Do you own a home and want to move but you don’t want to or can’t sell your home? Perhaps you’re looking to diversify your investment portfolio and want to venture into real estate. Becoming a landlord may be an option for you in either of these situations. It seems like a straight forward proposition: obtain a property to rent, find a tenant, and collect your rent. There is definitely more to it than that and you should examine yourself, your abilities, and your financial situation honestly before you dive head first into landlordship.
As the owner and most likely mortgagor of the property, you are ultimately responsible to meet all the financial obligations related to a property. The income from your rental property should cover the monthly expenses of the property. You should be in a position to be able to make monthly mortgage, insurance, and tax payments should your tenant fail to make rental payments on time or if your tenant moves out and you’re unable to find a replacement before the next payment is due. Be prepared to cover the cost of any unexpected repairs or legal fees, as well.
Maintenance and Availability
You’ll need to make yourself reasonably available to your tenant and the property. Depending on their needs, you may need to respond and visit the property almost immediately (think burst water pipe or the heater kicks out in the middle of the night). You may also need to visit the property to pick up the rent payment and maintain the landscaping. If you’re not handy, are short on free time, or don’t live within commuting distance of your property, consider hiring a management company to take care of routine maintenance, emergencies repairs, and collecting the rent.
Whether you realize it or not, as a landlord you’re a small business owner. You’ll need to keep an updated lease, records of each monthly rental payment, maintain an escrow account for the security deposit, and notate any repairs and damages made to the property during the term of a lease.
People and Business Skills
You’ll be dealing with people a lot during your tenure as a landlord and it won’t always be pleasant. You’ll need to interview potential tenants and determine who will be the best tenant for you. Should a dispute arise between you and the tenant, you’ll need to remain calm, cool, and collected even if your tenant does not. You also need to be able to make sound business decisions. You’ll have to enforce rules such as late fees, pet fees, and retain security deposits in the event of damage. You may even have to proceed with an eviction despite any story that may tug at your heart strings.

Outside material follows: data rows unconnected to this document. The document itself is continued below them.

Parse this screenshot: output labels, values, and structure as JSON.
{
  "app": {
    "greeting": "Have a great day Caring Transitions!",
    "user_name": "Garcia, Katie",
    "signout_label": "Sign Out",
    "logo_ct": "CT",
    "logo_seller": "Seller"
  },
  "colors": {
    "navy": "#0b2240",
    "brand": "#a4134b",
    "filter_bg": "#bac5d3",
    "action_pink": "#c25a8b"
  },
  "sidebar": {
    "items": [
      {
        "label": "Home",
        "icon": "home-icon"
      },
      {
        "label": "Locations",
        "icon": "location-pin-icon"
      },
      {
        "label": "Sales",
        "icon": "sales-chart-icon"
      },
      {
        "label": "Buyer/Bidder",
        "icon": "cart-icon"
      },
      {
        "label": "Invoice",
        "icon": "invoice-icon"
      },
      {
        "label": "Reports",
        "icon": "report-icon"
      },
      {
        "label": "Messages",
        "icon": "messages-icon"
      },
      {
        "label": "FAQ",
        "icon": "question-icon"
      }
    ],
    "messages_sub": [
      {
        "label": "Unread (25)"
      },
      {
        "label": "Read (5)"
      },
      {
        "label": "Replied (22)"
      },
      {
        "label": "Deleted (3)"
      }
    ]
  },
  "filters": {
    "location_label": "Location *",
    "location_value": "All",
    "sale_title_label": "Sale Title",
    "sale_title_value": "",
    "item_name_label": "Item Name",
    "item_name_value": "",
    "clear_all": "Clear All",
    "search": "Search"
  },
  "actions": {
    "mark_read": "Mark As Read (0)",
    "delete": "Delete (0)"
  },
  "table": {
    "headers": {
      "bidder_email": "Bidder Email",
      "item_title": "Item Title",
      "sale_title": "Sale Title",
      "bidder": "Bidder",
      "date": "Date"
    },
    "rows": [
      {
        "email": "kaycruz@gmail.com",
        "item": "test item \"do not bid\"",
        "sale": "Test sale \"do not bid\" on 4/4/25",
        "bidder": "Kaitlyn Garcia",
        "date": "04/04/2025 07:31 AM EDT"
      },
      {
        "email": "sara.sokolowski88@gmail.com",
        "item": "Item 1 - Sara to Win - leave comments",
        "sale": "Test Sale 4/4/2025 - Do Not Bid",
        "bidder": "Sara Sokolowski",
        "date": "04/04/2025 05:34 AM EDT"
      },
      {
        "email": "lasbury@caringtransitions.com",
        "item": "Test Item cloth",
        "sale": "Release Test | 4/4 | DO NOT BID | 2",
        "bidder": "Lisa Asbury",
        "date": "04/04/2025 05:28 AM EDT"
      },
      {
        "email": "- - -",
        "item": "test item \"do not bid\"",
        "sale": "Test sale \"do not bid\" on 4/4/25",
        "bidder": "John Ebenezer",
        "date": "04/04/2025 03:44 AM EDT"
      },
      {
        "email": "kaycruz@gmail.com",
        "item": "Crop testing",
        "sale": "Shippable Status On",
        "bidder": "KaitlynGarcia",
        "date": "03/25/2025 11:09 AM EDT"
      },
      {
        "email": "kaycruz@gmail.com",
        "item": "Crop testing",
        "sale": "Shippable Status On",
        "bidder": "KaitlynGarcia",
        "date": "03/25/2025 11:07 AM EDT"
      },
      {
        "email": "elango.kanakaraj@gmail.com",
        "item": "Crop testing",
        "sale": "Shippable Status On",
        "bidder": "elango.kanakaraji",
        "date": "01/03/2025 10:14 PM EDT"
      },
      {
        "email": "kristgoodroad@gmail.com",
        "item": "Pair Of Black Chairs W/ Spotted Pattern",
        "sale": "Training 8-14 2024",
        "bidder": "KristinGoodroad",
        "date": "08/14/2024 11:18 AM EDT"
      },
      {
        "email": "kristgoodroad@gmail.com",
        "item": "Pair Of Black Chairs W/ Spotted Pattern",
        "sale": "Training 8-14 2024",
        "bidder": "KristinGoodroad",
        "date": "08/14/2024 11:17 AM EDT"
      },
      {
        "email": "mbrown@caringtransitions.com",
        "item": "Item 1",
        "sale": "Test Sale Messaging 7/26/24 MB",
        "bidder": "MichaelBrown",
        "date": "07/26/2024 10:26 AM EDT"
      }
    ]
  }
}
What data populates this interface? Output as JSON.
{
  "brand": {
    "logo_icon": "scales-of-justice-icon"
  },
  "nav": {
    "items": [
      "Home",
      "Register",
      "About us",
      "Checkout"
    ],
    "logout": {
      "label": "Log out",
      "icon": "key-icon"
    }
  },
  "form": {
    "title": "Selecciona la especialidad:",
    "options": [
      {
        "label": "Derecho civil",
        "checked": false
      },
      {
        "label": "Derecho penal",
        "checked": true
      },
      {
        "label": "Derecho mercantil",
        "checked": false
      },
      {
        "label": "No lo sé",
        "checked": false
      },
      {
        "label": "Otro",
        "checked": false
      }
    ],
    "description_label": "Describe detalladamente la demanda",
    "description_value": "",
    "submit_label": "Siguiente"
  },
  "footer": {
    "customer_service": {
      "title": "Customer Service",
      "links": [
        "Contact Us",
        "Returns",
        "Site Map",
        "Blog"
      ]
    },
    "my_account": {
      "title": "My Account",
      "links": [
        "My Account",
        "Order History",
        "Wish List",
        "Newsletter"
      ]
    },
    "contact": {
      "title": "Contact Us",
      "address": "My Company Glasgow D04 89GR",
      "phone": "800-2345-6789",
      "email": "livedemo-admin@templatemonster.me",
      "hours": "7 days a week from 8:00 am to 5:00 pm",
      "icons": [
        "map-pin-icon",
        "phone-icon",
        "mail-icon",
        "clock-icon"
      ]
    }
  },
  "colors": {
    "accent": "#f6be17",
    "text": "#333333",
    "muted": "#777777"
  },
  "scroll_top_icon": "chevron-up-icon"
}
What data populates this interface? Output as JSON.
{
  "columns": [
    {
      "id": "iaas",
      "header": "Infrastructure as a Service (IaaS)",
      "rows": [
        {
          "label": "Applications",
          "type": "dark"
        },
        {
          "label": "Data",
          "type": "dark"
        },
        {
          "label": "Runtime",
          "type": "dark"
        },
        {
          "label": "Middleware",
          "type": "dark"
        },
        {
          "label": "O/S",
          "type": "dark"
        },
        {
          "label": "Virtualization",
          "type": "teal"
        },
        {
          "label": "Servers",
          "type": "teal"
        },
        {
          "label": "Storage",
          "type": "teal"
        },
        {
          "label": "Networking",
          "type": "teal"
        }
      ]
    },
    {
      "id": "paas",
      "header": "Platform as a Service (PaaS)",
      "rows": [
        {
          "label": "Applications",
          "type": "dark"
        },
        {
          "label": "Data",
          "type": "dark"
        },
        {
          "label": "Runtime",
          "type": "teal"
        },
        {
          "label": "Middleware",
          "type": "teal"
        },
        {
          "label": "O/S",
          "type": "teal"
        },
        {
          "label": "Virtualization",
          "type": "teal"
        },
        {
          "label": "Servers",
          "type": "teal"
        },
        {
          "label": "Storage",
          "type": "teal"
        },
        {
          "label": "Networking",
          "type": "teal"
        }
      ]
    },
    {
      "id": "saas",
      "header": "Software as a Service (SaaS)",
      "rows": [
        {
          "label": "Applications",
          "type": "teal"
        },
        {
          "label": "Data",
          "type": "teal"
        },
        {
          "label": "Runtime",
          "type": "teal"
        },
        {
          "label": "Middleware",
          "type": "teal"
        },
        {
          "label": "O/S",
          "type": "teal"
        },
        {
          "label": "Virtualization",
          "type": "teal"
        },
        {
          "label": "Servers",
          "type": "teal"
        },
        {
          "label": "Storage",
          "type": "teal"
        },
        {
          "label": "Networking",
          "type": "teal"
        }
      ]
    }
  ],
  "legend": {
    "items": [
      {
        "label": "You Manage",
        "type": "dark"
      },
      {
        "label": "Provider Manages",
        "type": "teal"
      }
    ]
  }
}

If you feel you can reasonably meet these qualifications, being a landlord may be right for you. Before you sign a lease though, talk with a licensed real estate agent for a valuation of your home and comparable rental prices. You should also consult an attorney for help drawing up the proper lease documents and tenant notices.